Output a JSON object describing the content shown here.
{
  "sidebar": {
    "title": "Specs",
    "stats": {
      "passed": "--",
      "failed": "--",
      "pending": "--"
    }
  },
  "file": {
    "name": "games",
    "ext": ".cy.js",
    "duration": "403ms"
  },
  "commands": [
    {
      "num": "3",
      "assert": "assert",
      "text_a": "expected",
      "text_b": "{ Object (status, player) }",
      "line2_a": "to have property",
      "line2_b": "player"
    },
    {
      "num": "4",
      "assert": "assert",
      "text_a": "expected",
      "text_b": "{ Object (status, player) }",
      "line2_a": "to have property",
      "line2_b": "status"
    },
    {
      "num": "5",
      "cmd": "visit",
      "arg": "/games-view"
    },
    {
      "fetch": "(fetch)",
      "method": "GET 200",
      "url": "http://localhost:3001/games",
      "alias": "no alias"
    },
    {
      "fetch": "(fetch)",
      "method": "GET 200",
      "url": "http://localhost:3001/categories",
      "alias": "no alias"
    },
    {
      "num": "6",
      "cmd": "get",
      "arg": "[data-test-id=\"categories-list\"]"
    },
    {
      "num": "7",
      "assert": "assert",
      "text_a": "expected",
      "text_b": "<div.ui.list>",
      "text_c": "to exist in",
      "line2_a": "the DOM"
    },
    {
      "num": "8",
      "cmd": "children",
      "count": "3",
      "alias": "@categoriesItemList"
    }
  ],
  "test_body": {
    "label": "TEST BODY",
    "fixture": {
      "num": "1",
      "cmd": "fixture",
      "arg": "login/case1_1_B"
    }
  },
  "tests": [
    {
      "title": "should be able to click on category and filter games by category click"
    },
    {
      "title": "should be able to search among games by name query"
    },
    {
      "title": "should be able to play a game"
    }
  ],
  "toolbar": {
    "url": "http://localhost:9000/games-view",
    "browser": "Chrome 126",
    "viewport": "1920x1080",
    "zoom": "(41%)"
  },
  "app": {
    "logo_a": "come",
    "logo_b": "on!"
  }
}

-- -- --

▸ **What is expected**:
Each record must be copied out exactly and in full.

▸ **Answer below**:
Output a JSON object describing the content shown here.
{
  "sidebar": {
    "title": "Specs",
    "stats": {
      "passed": "--",
      "failed": "--",
      "pending": "--"
    }
  },
  "file": {
    "name": "games",
    "ext": ".cy.js",
    "duration": "403ms"
  },
  "commands": [
    {
      "num": "3",
      "assert": "assert",
      "text_a": "expected",
      "text_b": "{ Object (status, player) }",
      "line2_a": "to have property",
      "line2_b": "player"
    },
    {
      "num": "4",
      "assert": "assert",
      "text_a": "expected",
      "text_b": "{ Object (status, player) }",
      "line2_a": "to have property",
      "line2_b": "status"
    },
    {
      "num": "5",
      "cmd": "visit",
      "arg": "/games-view"
    },
    {
      "fetch": "(fetch)",
      "method": "GET 200",
      "url": "http://localhost:3001/games",
      "alias": "no alias"
    },
    {
      "fetch": "(fetch)",
      "method": "GET 200",
      "url": "http://localhost:3001/categories",
      "alias": "no alias"
    },
    {
      "num": "6",
      "cmd": "get",
      "arg": "[data-test-id=\"categories-list\"]"
    },
    {
      "num": "7",
      "assert": "assert",
      "text_a": "expected",
      "text_b": "<div.ui.list>",
      "text_c": "to exist in",
      "line2_a": "the DOM"
    },
    {
      "num": "8",
      "cmd": "children",
      "count": "3",
      "alias": "@categoriesItemList"
    }
  ],
  "test_body": {
    "label": "TEST BODY",
    "fixture": {
      "num": "1",
      "cmd": "fixture",
      "arg": "login/case1_1_B"
    }
  },
  "tests": [
    {
      "title": "should be able to click on category and filter games by category click"
    },
    {
      "title": "should be able to search among games by name query"
    },
    {
      "title": "should be able to play a game"
    }
  ],
  "toolbar": {
    "url": "http://localhost:9000/games-view",
    "browser": "Chrome 126",
    "viewport": "1920x1080",
    "zoom": "(41%)"
  },
  "app": {
    "logo_a": "come",
    "logo_b": "on!"
  }
}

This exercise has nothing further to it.